• Aim of the exercise: Go through the data below and copy each line that includes "Landscapes".

• Listed entries:
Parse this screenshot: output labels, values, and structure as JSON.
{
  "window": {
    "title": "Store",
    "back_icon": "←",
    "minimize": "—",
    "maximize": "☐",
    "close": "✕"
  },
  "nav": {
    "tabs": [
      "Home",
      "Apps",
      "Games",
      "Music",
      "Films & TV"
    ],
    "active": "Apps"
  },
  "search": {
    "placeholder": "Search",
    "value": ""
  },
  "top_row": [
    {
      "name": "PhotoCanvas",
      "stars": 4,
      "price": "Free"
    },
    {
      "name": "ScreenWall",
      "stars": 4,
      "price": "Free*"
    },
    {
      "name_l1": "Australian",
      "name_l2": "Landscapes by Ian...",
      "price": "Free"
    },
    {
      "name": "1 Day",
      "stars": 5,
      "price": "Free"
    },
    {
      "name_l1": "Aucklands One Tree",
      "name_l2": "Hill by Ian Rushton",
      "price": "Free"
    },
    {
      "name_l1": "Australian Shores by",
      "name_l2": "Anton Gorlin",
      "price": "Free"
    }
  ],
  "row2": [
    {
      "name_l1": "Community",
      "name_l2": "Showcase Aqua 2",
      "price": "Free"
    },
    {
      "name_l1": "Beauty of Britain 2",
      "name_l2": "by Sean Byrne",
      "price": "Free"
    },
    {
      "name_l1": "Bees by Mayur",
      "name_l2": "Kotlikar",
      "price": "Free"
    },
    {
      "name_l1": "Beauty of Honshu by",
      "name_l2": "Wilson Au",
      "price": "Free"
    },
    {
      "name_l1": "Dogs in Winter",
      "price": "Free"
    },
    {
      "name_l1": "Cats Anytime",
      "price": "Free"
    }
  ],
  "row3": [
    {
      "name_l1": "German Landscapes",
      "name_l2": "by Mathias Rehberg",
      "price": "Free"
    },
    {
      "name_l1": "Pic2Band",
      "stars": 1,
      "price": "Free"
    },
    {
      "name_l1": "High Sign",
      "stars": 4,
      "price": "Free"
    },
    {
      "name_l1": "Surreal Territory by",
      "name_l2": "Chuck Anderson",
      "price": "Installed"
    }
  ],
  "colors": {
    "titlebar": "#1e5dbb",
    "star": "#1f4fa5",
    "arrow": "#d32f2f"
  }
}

• Result:
      "name_l2": "Landscapes by Ian...",
      "name_l1": "German Landscapes",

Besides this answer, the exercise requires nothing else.